AIM OF THE EXERCISE: Return every line below exactly, without dropping any.

DATASET:
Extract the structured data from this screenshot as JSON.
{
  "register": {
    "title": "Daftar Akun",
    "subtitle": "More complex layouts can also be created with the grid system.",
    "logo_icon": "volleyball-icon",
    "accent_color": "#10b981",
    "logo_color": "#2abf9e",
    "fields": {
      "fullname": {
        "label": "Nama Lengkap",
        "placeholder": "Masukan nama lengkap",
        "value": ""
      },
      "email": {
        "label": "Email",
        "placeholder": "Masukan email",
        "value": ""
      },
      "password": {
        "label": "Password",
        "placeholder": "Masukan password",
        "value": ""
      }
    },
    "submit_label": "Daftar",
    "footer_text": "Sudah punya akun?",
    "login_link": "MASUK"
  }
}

ANSWER TO THE PROBLEM:
Extract the structured data from this screenshot as JSON.
{
  "register": {
    "title": "Daftar Akun",
    "subtitle": "More complex layouts can also be created with the grid system.",
    "logo_icon": "volleyball-icon",
    "accent_color": "#10b981",
    "logo_color": "#2abf9e",
    "fields": {
      "fullname": {
        "label": "Nama Lengkap",
        "placeholder": "Masukan nama lengkap",
        "value": ""
      },
      "email": {
        "label": "Email",
        "placeholder": "Masukan email",
        "value": ""
      },
      "password": {
        "label": "Password",
        "placeholder": "Masukan password",
        "value": ""
      }
    },
    "submit_label": "Daftar",
    "footer_text": "Sudah punya akun?",
    "login_link": "MASUK"
  }
}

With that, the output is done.